Skip to main content
Larry David Wolfe

Larry Wolfe’s Answers

3 total

  • My fiance was wrongfully accused of rape in a navy court of law,i am wondering if the georgia first offender law applys to him

    Him and the girl involved are both navy and had gone out drinking together with a group of people and she was having them feel her boobs and going top less throughout the night she was engaged at the time and her fiance was at home she was seen ma...

    Larry’s Answer

    The military courts are different from the state courts and they are even different from the civilian federal courts. Interestingly, a case prosecuted in the military or the federal courts for that matter, can also be prosecuted in the state courts in certain instances. Fortunately, Georgia has a statutory double jeopardy provision and if the alleged assault occurred in Georgia a second prosecution is not likely. In the military courts, there are also procedural differences from the state and federal court system with regard to preliminary hearings, plea bargaining and "trial" although in your fiance's situation, as with each of the other jurisdictions, he is entitled to an appeal. First offender treatment is not available in Georgia for the offense of rape, and unfortunately, even if it were, the federal and military courts do not recognize the benefits afforded by Georgia law when it comes to a first offender conviction. At sentencing in a federal district court case a first offender plea is considered a conviction in aggravation of punishment for the federal crime and a first offender plea is also considered a conviction for immigration purposes for green card holders and visiting aliens with regard to exclusion from living in or visiting this country. It seems as though, from the limited amount of information afforded in your question, that your fiance's only recourse at this point since he has been "found guilty" is to pursue the appellate process in the military court. The Jag officer that represented your fiance will best be able to advise you as to the process and time frames for that procedure.
    LDWolfe

    See question 
  • Is it double jeopardy for the state to try me on the same on this crime ?

    I was charged and convicted with a misdemeanor (theft by receiving) by plea . Then months later i had a warrent out for the same case with same case number instead i was being charged with Armed robbery along with 3 other guys who was there . Is t...

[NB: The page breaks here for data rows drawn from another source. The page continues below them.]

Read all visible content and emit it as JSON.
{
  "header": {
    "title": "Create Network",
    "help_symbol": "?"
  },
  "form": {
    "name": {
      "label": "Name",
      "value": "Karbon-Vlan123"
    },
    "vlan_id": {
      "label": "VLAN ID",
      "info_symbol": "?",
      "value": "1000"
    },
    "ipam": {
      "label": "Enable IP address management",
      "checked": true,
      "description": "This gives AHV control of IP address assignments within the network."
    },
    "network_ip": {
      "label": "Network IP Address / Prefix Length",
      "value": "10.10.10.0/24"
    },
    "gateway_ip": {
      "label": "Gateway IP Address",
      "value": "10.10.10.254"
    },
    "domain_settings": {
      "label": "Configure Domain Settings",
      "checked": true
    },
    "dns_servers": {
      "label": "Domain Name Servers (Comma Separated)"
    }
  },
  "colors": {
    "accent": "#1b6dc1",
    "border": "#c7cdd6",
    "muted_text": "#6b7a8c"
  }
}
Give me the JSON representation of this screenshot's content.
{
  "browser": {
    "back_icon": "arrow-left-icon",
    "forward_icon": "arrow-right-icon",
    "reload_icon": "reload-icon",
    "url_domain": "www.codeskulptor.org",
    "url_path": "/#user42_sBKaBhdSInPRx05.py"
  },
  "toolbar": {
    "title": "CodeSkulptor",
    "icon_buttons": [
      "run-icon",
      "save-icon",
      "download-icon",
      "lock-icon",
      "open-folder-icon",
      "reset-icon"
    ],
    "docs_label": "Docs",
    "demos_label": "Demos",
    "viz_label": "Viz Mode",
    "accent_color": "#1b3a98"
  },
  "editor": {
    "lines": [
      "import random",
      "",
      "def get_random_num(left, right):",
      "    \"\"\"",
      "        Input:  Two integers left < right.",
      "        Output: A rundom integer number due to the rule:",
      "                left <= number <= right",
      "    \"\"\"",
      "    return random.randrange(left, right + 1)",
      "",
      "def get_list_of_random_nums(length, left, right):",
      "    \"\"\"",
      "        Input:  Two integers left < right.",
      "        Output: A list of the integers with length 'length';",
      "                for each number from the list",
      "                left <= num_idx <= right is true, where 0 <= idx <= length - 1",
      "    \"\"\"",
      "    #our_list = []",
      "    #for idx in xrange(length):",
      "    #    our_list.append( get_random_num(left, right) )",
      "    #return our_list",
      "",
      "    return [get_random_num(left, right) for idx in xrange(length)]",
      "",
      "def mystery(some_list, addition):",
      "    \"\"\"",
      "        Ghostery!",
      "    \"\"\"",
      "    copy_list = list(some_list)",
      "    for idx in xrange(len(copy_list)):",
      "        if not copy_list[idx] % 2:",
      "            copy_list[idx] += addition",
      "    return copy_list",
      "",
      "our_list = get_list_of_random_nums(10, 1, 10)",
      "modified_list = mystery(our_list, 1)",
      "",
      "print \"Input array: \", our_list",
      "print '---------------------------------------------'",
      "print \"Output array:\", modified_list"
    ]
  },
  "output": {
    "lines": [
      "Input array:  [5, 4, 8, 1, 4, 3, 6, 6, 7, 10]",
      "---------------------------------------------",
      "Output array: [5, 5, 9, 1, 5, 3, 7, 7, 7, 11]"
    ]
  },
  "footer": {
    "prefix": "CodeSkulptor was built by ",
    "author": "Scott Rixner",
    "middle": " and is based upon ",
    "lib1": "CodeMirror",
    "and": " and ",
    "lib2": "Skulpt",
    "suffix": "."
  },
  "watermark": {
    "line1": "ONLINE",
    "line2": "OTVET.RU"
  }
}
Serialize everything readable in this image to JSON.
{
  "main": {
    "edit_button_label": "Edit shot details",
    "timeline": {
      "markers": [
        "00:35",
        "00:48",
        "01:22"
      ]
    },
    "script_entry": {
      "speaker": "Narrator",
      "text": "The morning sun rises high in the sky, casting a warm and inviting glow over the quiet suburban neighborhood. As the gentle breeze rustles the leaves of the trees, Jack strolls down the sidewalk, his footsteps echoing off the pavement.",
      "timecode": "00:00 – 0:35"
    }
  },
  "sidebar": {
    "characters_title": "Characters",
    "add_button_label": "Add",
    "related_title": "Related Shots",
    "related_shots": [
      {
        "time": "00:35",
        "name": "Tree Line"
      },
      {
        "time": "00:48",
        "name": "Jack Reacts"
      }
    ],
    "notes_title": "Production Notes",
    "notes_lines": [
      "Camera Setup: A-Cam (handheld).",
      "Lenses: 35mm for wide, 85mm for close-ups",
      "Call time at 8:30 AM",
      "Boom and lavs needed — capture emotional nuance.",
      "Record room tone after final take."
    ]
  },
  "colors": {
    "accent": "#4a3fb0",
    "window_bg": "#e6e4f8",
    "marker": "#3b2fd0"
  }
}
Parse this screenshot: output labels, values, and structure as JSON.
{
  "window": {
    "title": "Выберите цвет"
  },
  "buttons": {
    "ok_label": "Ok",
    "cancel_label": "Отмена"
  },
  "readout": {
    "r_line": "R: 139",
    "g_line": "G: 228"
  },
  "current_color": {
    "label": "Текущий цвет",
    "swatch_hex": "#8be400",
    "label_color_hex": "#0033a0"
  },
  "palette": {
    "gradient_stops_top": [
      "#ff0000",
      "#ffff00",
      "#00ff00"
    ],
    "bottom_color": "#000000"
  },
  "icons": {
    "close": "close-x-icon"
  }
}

    Larry’s Answer

    Generally you cannot be convicted of receiving and stealing the same property. If the facts surrounding the items you were convicted of receiving arose out of the same set of circumstances as the armed robbery for which you are now accused, I believe that you would have a plea in bar with regard to the current indictment. So the answer to your question would be yes, to the extent that your Jeopardy rights have been implicated under the 5th amendment to the United States Constitution and Article I, Section I, Paragraph XVIII of the Georgia Constitution. However, as one of the other lawyers has indicated to you, mine is a general response and not a complete answer to your inquiry, based upon the limited amount of information you have provided in the question.
    LDWolfe

    See question 
  • Can a first offender "plea" 21 years ago be used to enhance a charge 21 years later? Can a motion be filed to drop the use of it

    The Defendent has a possession of Marijuan charge whe he was 19. He used the first offenders act then. He was picked up 21 years later on conspiracy charges, and they used that FOA to enhance the conspiracy chage.

    Larry’s Answer

    The federal courts do use first offender adjudications in certain instances for sentence enhancements. It would be unlikely that it could occur however if the offense was a mere possession charge because there are time constraints on those convictions. Where people get hurt in these situations is where it was a distribution offense and a sentencing enhancement is filed by the government under section 851 of the federal code. If however it is a state enhancement, it should not be able to be used because the code section in Georgia regarding first offender specifically said at that time it was not a conviction and could not be used against you. I need to know more about the current charges; where they are; and, if you successfully completed the first offender probation. By the way it would also be important to know if the original sentence was a felony or a misdemeanor.
    Based on what I know about your current situation these are some issues I see, however, until I know more about both cases it is impossible to determine how it might play out.
    LDWolfe

    See question